START Exercise material
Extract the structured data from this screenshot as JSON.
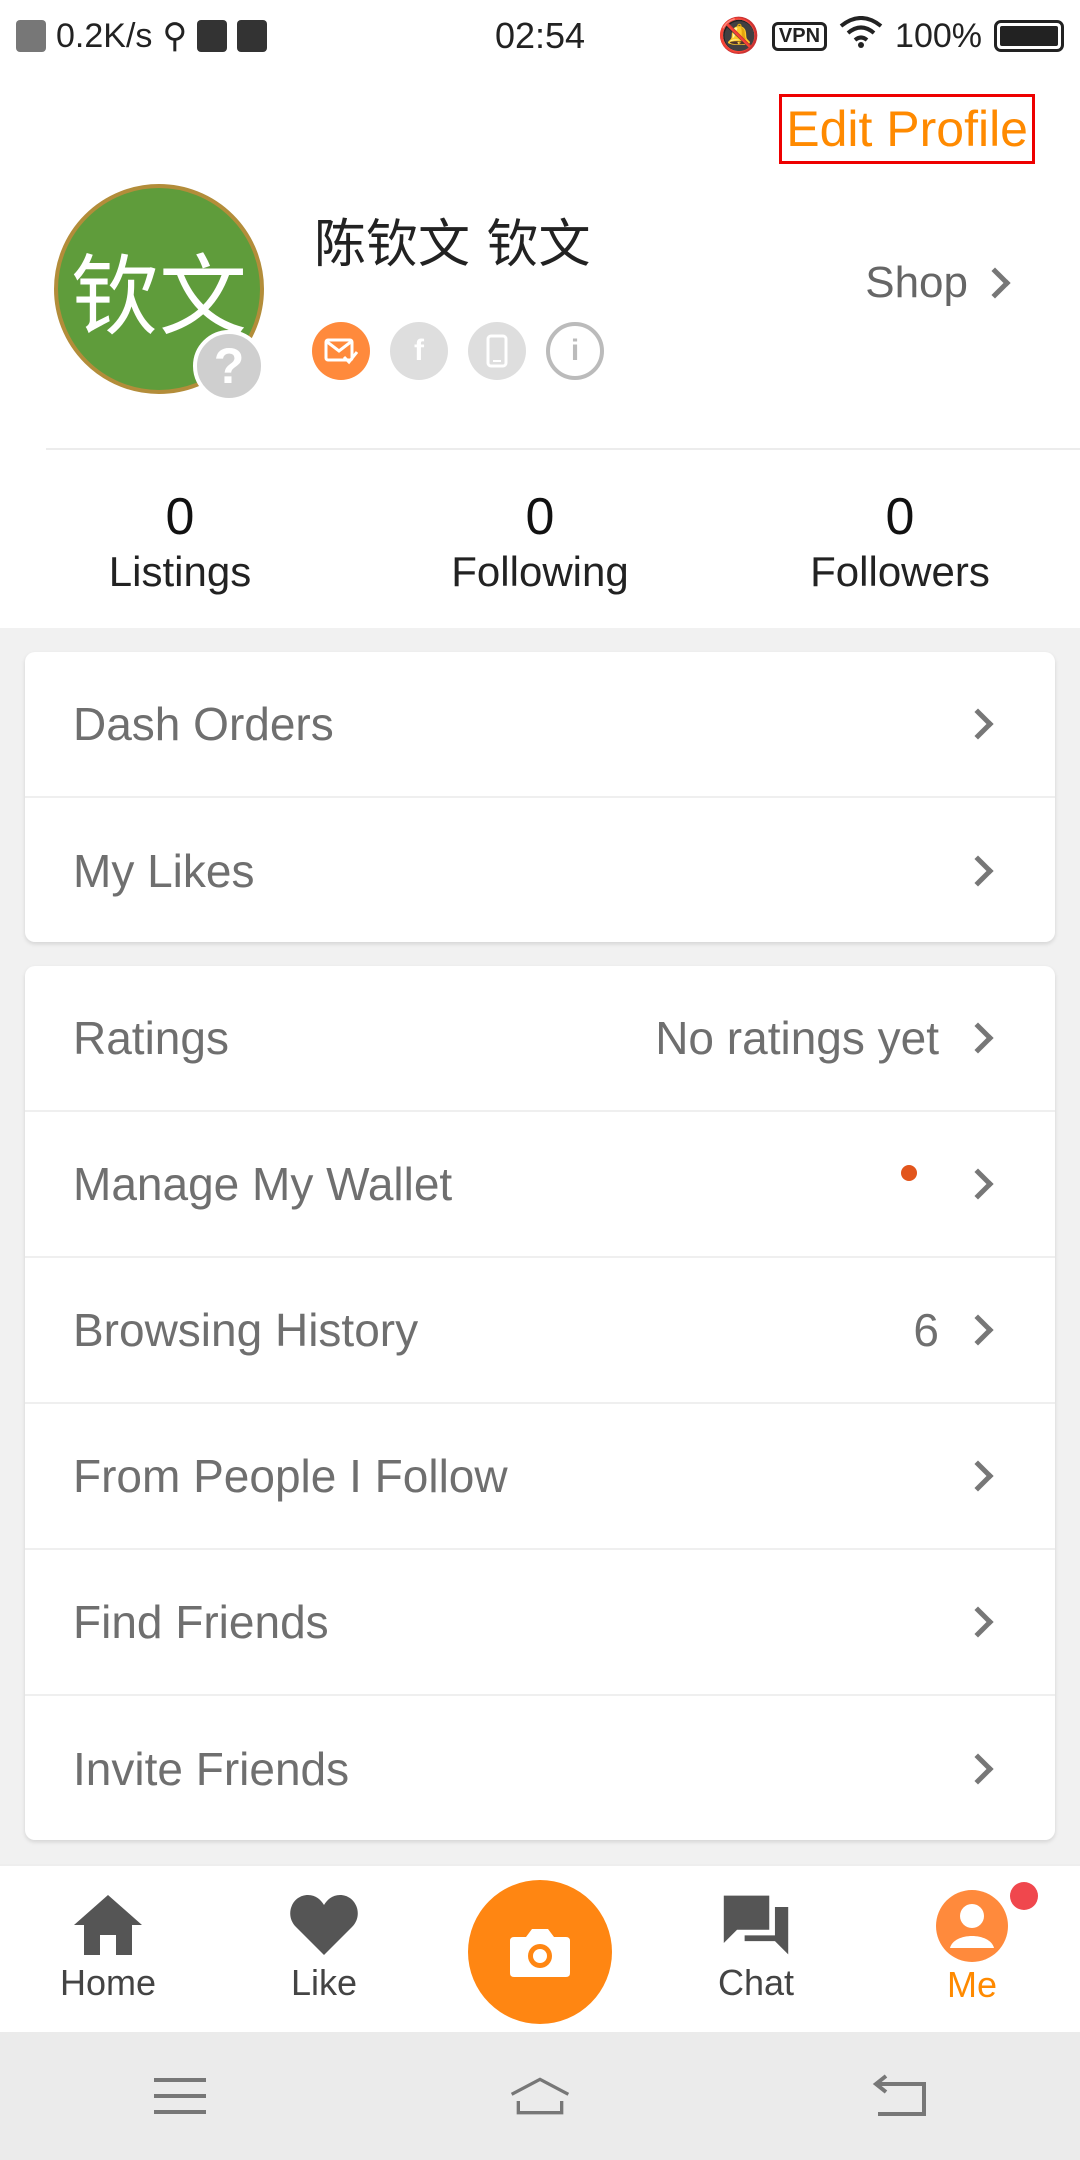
{
  "status_bar": {
    "speed": "0.2K/s",
    "time": "02:54",
    "vpn": "VPN",
    "battery": "100%"
  },
  "profile": {
    "edit_label": "Edit Profile",
    "avatar_text": "钦文",
    "avatar_help": "?",
    "username": "陈钦文 钦文",
    "shop_label": "Shop",
    "verify_icons": [
      "email-verified-icon",
      "facebook-icon",
      "phone-icon",
      "info-icon"
    ]
  },
  "stats": [
    {
      "value": "0",
      "label": "Listings"
    },
    {
      "value": "0",
      "label": "Following"
    },
    {
      "value": "0",
      "label": "Followers"
    }
  ],
  "menu_group_1": [
    {
      "label": "Dash Orders",
      "value": ""
    },
    {
      "label": "My Likes",
      "value": ""
    }
  ],
  "menu_group_2": [
    {
      "label": "Ratings",
      "value": "No ratings yet"
    },
    {
      "label": "Manage My Wallet",
      "value": "",
      "dot": true
    },
    {
      "label": "Browsing History",
      "value": "6"
    },
    {
      "label": "From People I Follow",
      "value": ""
    },
    {
      "label": "Find Friends",
      "value": ""
    },
    {
      "label": "Invite Friends",
      "value": ""
    }
  ],
  "bottom_nav": {
    "home": "Home",
    "like": "Like",
    "chat": "Chat",
    "me": "Me",
    "active": "me"
  },
  "colors": {
    "accent": "#ff8a00",
    "avatar_bg": "#5f9c3b",
    "badge": "#f0474d"
  }
}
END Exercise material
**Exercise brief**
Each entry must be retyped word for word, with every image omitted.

**Response to the task**
Extract the structured data from this screenshot as JSON.
{
  "status_bar": {
    "speed": "0.2K/s",
    "time": "02:54",
    "vpn": "VPN",
    "battery": "100%"
  },
  "profile": {
    "edit_label": "Edit Profile",
    "avatar_text": "钦文",
    "avatar_help": "?",
    "username": "陈钦文 钦文",
    "shop_label": "Shop",
    "verify_icons": [
      "email-verified-icon",
      "facebook-icon",
      "phone-icon",
      "info-icon"
    ]
  },
  "stats": [
    {
      "value": "0",
      "label": "Listings"
    },
    {
      "value": "0",
      "label": "Following"
    },
    {
      "value": "0",
      "label": "Followers"
    }
  ],
  "menu_group_1": [
    {
      "label": "Dash Orders",
      "value": ""
    },
    {
      "label": "My Likes",
      "value": ""
    }
  ],
  "menu_group_2": [
    {
      "label": "Ratings",
      "value": "No ratings yet"
    },
    {
      "label": "Manage My Wallet",
      "value": "",
      "dot": true
    },
    {
      "label": "Browsing History",
      "value": "6"
    },
    {
      "label": "From People I Follow",
      "value": ""
    },
    {
      "label": "Find Friends",
      "value": ""
    },
    {
      "label": "Invite Friends",
      "value": ""
    }
  ],
  "bottom_nav": {
    "home": "Home",
    "like": "Like",
    "chat": "Chat",
    "me": "Me",
    "active": "me"
  },
  "colors": {
    "accent": "#ff8a00",
    "avatar_bg": "#5f9c3b",
    "badge": "#f0474d"
  }
}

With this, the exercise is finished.